Wednesday, August 17, 2011

A Childhood Poem

Do you remember the Cam Jansen book series about a little girl who solved crimes with her photographic memory?  She'd blink her eyes and take "pictures" of things she wanted to remember.  I read her stories as a girl and remember wishing I had a photographic memory, and making a point to soak in the things I wanted to keep—the sound of my mom singing on a Sunday morning at church, the smell of my dad's cologne when he dropped me off after one of his weekends. 

I think that's part of the reason most of my poems are memories.  It may also be why I ended up in Memory Keeping at Hallmark.

I thought it would be appropriate for the first poem I post to be a memory poem.  So, here’s a poem about transitioning from child to adult.

Peninsula at Raintree Lake
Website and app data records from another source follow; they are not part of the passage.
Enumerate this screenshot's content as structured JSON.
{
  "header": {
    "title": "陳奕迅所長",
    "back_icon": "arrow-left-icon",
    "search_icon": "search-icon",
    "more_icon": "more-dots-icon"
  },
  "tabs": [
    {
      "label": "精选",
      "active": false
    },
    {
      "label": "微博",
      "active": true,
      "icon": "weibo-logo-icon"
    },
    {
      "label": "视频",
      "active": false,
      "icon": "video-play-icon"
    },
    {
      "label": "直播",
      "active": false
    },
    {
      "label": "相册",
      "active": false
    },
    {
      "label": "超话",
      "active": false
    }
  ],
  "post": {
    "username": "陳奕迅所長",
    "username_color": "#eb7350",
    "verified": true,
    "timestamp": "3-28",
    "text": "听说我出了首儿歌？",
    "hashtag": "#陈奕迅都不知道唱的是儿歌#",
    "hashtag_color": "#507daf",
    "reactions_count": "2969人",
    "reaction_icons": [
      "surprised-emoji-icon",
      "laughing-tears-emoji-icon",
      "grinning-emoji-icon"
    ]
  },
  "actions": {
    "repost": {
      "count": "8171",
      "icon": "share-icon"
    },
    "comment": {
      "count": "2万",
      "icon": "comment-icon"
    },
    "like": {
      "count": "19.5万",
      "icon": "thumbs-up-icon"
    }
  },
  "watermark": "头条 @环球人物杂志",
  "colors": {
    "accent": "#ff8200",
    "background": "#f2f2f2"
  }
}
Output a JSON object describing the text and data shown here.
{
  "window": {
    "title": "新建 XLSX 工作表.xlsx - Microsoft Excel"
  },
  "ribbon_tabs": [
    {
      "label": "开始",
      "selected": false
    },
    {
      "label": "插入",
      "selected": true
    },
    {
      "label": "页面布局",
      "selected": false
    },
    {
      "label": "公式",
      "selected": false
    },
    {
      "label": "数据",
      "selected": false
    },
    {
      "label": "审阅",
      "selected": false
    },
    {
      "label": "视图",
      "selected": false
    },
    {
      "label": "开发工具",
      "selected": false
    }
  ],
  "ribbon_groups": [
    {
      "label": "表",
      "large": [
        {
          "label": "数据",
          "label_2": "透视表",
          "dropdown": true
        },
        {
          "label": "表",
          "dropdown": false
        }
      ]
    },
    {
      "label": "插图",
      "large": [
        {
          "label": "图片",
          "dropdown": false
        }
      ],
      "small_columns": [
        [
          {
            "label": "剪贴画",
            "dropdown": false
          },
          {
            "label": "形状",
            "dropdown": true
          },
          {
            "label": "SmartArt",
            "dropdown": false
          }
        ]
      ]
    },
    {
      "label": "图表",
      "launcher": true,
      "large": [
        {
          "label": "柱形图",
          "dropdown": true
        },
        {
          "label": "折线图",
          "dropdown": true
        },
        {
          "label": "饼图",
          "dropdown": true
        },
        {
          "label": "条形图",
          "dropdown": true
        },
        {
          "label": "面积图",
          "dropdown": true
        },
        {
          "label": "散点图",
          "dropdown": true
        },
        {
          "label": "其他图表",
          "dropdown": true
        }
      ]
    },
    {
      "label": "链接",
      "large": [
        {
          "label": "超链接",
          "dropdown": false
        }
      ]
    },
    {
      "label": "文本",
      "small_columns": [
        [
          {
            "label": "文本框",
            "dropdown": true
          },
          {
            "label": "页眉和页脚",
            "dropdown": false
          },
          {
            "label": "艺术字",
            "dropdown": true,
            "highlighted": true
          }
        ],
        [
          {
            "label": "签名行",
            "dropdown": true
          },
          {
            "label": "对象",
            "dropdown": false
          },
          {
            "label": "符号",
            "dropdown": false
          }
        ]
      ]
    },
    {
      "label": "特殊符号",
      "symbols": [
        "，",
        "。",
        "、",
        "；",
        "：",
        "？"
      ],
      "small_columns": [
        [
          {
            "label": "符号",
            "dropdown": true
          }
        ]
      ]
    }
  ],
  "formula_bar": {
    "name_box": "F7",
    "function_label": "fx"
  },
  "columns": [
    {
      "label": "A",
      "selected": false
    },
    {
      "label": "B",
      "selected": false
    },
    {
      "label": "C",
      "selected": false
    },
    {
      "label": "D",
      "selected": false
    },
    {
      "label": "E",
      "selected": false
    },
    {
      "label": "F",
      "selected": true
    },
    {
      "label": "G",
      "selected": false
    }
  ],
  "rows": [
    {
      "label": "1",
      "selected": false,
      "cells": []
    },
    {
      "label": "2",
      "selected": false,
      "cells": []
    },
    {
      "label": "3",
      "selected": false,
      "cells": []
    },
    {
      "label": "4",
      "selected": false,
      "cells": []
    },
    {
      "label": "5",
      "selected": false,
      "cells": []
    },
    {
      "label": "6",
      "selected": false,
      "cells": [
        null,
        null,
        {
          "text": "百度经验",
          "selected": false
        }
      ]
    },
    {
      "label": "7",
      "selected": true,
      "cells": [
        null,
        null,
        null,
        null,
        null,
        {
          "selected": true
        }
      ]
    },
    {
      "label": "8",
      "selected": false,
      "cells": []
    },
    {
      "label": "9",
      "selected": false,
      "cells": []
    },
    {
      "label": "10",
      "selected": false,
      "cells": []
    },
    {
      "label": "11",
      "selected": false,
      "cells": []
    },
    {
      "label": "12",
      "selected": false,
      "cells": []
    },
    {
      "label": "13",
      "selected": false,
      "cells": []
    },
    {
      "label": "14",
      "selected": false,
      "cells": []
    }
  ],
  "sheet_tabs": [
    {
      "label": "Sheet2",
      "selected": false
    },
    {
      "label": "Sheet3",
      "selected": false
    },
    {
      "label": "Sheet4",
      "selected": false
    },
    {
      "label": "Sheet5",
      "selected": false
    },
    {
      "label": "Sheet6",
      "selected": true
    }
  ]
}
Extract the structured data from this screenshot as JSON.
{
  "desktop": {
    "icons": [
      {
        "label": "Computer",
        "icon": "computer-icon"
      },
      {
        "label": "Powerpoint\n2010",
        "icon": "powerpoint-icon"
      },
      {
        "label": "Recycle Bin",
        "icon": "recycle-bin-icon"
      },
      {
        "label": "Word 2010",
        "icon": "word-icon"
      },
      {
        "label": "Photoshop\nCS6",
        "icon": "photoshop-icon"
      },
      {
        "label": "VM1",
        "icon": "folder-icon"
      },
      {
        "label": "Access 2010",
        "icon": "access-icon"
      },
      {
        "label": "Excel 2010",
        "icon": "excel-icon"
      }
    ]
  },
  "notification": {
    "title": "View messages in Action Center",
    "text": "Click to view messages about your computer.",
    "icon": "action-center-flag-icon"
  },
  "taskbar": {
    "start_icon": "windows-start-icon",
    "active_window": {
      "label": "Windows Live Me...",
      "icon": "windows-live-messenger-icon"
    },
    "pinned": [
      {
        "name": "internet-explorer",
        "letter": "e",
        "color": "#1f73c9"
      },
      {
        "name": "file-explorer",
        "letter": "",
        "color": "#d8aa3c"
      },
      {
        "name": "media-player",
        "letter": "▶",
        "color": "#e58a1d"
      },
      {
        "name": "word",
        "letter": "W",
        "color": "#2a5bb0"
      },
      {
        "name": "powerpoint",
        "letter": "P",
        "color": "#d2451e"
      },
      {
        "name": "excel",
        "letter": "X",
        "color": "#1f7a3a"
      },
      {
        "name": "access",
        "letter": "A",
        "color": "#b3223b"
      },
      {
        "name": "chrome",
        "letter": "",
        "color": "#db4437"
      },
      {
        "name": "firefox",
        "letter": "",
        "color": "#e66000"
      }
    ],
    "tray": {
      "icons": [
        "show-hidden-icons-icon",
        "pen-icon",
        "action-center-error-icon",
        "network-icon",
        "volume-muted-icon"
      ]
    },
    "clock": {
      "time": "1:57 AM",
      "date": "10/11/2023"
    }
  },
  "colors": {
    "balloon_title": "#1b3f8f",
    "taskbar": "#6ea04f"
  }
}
I ran away with Black Beauty
to a pine-tree-lined isle
behind my father’s house,
my back against a pine’s trunk. 
Needles stuck through my jeans
and sap glued pages together,
but it was my sanctuary.

I took engagement pictures
between those pines years later—
we leaned against their sturdy trunks,
smiled into our future,
and they shaded a welcome
for our marriage.

I heard they drooped with disease
a year ago and were cut down.
I haven’t returned to see
their remaining stumps surrounded
by weeds and dead needles.
I prefer to imagine them tall,
and me, secure in their shaded shelter.

1 comment:

Sheryl said...

Beautiful, Lindsay! I actually got a little misty-eyed. Looking forward to reading more of your poetry.